The actually make-up of courses has changed over the years as well. “We’re seeing a lot more advanced courses being submitted in response to attendee feedback,” Miller said. Some of the newer research areas, which may have been covered by Papers the previous years come back the next year as courses as research becomes more extensive on those particular subjects. “One of the great things that comes out of this is the cooperation between researchers who don’t know each other,” said Miller. An example of this is the Commodity Clusters for Immersive Projective Environments course, which consists of a panel of lecturers from Brazil, France, and Illinois who had been working on their ideas separately. Through a few dinners and email conversations they decided to incorporate their research for a new course in this year’s conference.
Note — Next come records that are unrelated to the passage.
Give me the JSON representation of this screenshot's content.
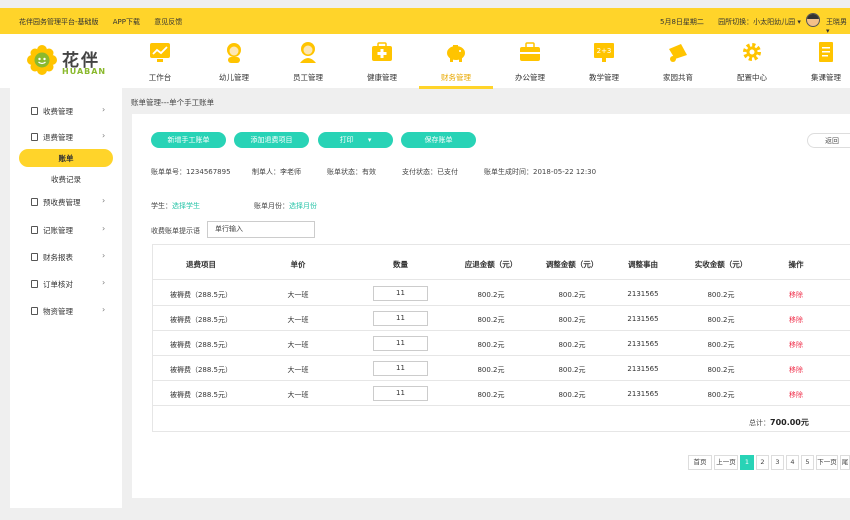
{
  "topbar": {
    "platform": "花伴园务管理平台-基础版",
    "app_download": "APP下载",
    "feedback": "意见反馈",
    "date": "5月8日星期二",
    "kindergarten_switch": "园所切换：小太阳幼儿园 ▾",
    "username": "王晓男 ▾"
  },
  "logo": {
    "cn": "花伴",
    "en": "HUABAN"
  },
  "nav": [
    {
      "label": "工作台",
      "icon": "dashboard-icon"
    },
    {
      "label": "幼儿管理",
      "icon": "child-icon"
    },
    {
      "label": "员工管理",
      "icon": "staff-icon"
    },
    {
      "label": "健康管理",
      "icon": "medical-kit-icon"
    },
    {
      "label": "财务管理",
      "icon": "piggy-bank-icon",
      "active": true
    },
    {
      "label": "办公管理",
      "icon": "briefcase-icon"
    },
    {
      "label": "教学管理",
      "icon": "math-board-icon"
    },
    {
      "label": "家园共育",
      "icon": "megaphone-icon"
    },
    {
      "label": "配置中心",
      "icon": "gear-icon"
    },
    {
      "label": "集课管理",
      "icon": "document-icon"
    }
  ],
  "sidebar": [
    {
      "label": "收费管理",
      "arrow": "›"
    },
    {
      "label": "退费管理",
      "arrow": "›"
    },
    {
      "label": "账单"
    },
    {
      "label": "收费记录"
    },
    {
      "label": "预收费管理",
      "arrow": "›"
    },
    {
      "label": "记账管理",
      "arrow": "›"
    },
    {
      "label": "财务报表",
      "arrow": "›"
    },
    {
      "label": "订单核对",
      "arrow": "›"
    },
    {
      "label": "物资管理",
      "arrow": "›"
    }
  ],
  "breadcrumb": "账单管理---单个手工账单",
  "buttons": {
    "new_bill": "新增手工账单",
    "add_refund": "添加退费项目",
    "print": "打印",
    "print_arrow": "▾",
    "save": "保存账单",
    "back": "返回"
  },
  "bill_info": {
    "bill_no": "账单单号：1234567895",
    "creator": "制单人：李老师",
    "status": "账单状态：有效",
    "pay_status": "支付状态：已支付",
    "created_time": "账单生成时间：2018-05-22  12:30"
  },
  "student_label": "学生：",
  "student_link": "选择学生",
  "month_label": "账单月份：",
  "month_link": "选择月份",
  "tip_label": "收费账单提示语",
  "tip_value": "单行输入",
  "table": {
    "headers": [
      "退费项目",
      "单价",
      "数量",
      "应退金额（元）",
      "调整金额（元）",
      "调整事由",
      "实收金额（元）",
      "操作"
    ],
    "rows": [
      {
        "item": "被褥费（288.5元）",
        "price": "大一班",
        "qty": "11",
        "due": "800.2元",
        "adjust": "800.2元",
        "reason": "2131565",
        "actual": "800.2元",
        "op": "移除"
      },
      {
        "item": "被褥费（288.5元）",
        "price": "大一班",
        "qty": "11",
        "due": "800.2元",
        "adjust": "800.2元",
        "reason": "2131565",
        "actual": "800.2元",
        "op": "移除"
      },
      {
        "item": "被褥费（288.5元）",
        "price": "大一班",
        "qty": "11",
        "due": "800.2元",
        "adjust": "800.2元",
        "reason": "2131565",
        "actual": "800.2元",
        "op": "移除"
      },
      {
        "item": "被褥费（288.5元）",
        "price": "大一班",
        "qty": "11",
        "due": "800.2元",
        "adjust": "800.2元",
        "reason": "2131565",
        "actual": "800.2元",
        "op": "移除"
      },
      {
        "item": "被褥费（288.5元）",
        "price": "大一班",
        "qty": "11",
        "due": "800.2元",
        "adjust": "800.2元",
        "reason": "2131565",
        "actual": "800.2元",
        "op": "移除"
      }
    ],
    "total_label": "总计：",
    "total_value": "700.00元"
  },
  "pagination": {
    "first": "首页",
    "prev": "上一页",
    "pages": [
      "1",
      "2",
      "3",
      "4",
      "5"
    ],
    "current": "1",
    "next": "下一页",
    "last": "尾"
  },
  "colors": {
    "accent_yellow": "#ffd42a",
    "teal": "#28d3b6",
    "link_green": "#28c4a8",
    "danger": "#f0314c"
  }
}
This kind of international cooperation exemplifies the strong community atmosphere created by SIGGRAPH.

The Courses program is an ever-improving system and the courses committee is always looking for ways to make next year’s program even better. “I’d like see more interactive stuff in the courses, however interactivity is an expensive thing, being able to provide the software and hardware to do things. Being a teacher by trade I know that a lot of people learn better by doing it,” Miller said. The Creative Applications Lab has played a larger role in trying to make courses more hands-on, but there is only so much time and room available in the lab during the week.

The Courses program provides SIGGRAPH attendees with a wealth of knowledge and connections in the forefront of the computer graphics community. They allow in-depth informative sessions to explain and review research that would be impossible to condense in shorter sessions like Panels and Papers, Sketches and Applications, or Special Session lectures. For more information on specific courses you can check out the conference website or some of the courses covered by our reports staff.



Course coverage:

MPEG-4: The Next Generation for Interactive Media

Design of Interactive Multimodal Media Systems

A Field Guide to Digital Color

Interactive Geometric Computations Using Graphics

Character Setup: Rigging for Animation

Introduction to the Impact of Public Policy on Computer Graphics
together with Intellectual Property, Copyright, and Digital Rights Management for Computer Graphics

State of the Art in Hardware Shading


Courses started at 8:30AM on SUNDAY!!! And they continued into Wednesday.


SIGGRAPH 2002 Courses Page

Photos from SIGGRAPH 2002


This page is maintained by
Jan Hardenbergh
All photos you see in the 2002 reports are due to a generous loan of Cybershot digital cameras from SONY